Interestingly, the first really modern recipe for deviled eggs appeared in 1896 via an American cookbook called "Boston Cooking-School Cookbook." Unlike the old Roman and Medieval Andalusian recipes, this 19th-century American recipe used mayonnaise. Just like in the modern recipe, the Boston cookbook suggested mixing egg yolks with the mayo before using it to stuff the cooked egg whites. 

If you want to emulate this ground-breaking deviled egg recipe, you could try to make deviled eggs of cooking-school quality. The best way to achieve this is by taking a tip or two from professional chef, Nigella Lawson, who knows how to make particularly symmetrical deviled eggs. Her secret is to take the eggs out of the crate the night before boiling them. She then turns the eggs over on their sides so that they sit horizontally inside her fridge. When she boils them the next day, they retain a beautiful, even shape.

Deviled eggs became popular in the U.S. after WWII

Deviled eggs were originally invented and popularized in Europe. However, that hasn't prevented Americans from enjoying this pre-dinner treat. According to Everybody Craves, Americans got really excited about deviled eggs during the 1940s. At the time, the United States had just survived World War II, as well as the Great Depression. The end of the war and the sudden increase in economic opportunities encouraged young Americans to splurge on dinner parties. As a result, many young people were looking for fun new recipes to impress their friends.

At the same time that many Americans were experiencing this newfound sense of financial stability, the food industry was becoming more advanced. In 1940, only 50% of American homes had a refrigerator, according to JSTOR Daily. By 1945, that number had increased to a whopping 85%. Because of this massive increase in refrigerator ownership, more and more Americans were able to keep their food fresh at home. This meant that perishable products like mayonnaise became easier to store.

This combination of an economic boom and improved food storage made way for the U.S. deviled egg trend. Throughout the 1940s, hardboiled eggs stuffed with yolk, mayonnaise, and paprika became a staple of American dinner parties. Thanks to new technology like the refrigerator people were no longer afraid to serve eggs or mayo to their friends. In the years following the 1940s, Paste Magazine reports, deviled eggs remained an appetizer staple.

Deviled eggs in the 21st century

Deviled egg recipes have evolved for centuries, and this process of change is far from being over. To this day, cooks around the world are introducing fun twists on the classic recipe, like smoked trout and olive deviled eggs (via Paste Magazine). This Californian interpretation of the classic deviled egg does remain true to some of the historical aspects of the recipe. Like the Roman egg recipes, which involved a whole lot of spice, this recipe calls for Tabasco sauce. And similar to some of the greenery added to the medieval Spanish recipe, this take on deviled eggs includes olives. Nonetheless, this modern twist on the old recipe brings beet brine, smoked trout, and shallots into the mix. The result is a uniquely robust version of the ancient Roman recipe. 

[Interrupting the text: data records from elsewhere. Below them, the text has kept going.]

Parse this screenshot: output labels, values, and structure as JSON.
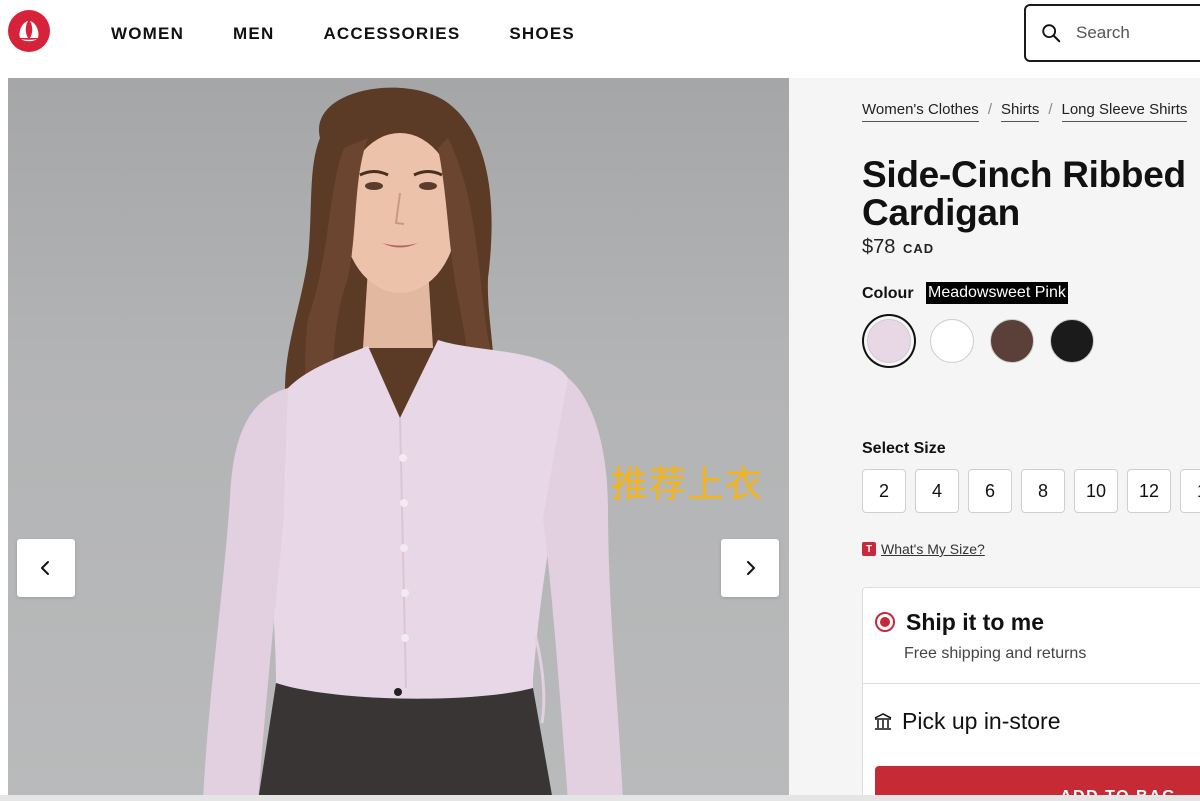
{
  "header": {
    "nav": [
      "WOMEN",
      "MEN",
      "ACCESSORIES",
      "SHOES"
    ],
    "search_placeholder": "Search"
  },
  "gallery": {
    "overlay_text": "推荐上衣"
  },
  "product": {
    "breadcrumb": [
      "Women's Clothes",
      "Shirts",
      "Long Sleeve Shirts"
    ],
    "title": "Side-Cinch Ribbed Cardigan",
    "price": "$78",
    "currency": "CAD",
    "colour_label": "Colour",
    "colour_value": "Meadowsweet Pink",
    "swatches": [
      {
        "name": "Meadowsweet Pink",
        "color": "#e8d8e6",
        "selected": true
      },
      {
        "name": "White",
        "color": "#ffffff",
        "selected": false
      },
      {
        "name": "Brown",
        "color": "#5a4038",
        "selected": false
      },
      {
        "name": "Black",
        "color": "#1b1b1b",
        "selected": false
      }
    ],
    "size_label": "Select Size",
    "sizes": [
      "2",
      "4",
      "6",
      "8",
      "10",
      "12",
      "1"
    ],
    "size_help_badge": "T",
    "size_help": "What's My Size?",
    "ship_title": "Ship it to me",
    "ship_sub": "Free shipping and returns",
    "pickup": "Pick up in-store",
    "add_to_bag": "ADD TO BAG"
  },
  "colors": {
    "brand_red": "#d6233a",
    "button_red": "#c62a34"
  }
}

Another fantastic way to enjoy deviled eggs is by adding some extra peppers to your creation. If you're looking for that extra kick that the Romans loved so much, you may want to try making green jalapeño deviled eggs. The recipe makes a spicier version of this historic egg appetizer. To accentuate that spicy flavor, garnish each of your deviled eggs with a slice of jalapeño. Alternatively, mix some jalapeño seeds in with your egg yolk and mayonnaise mixture.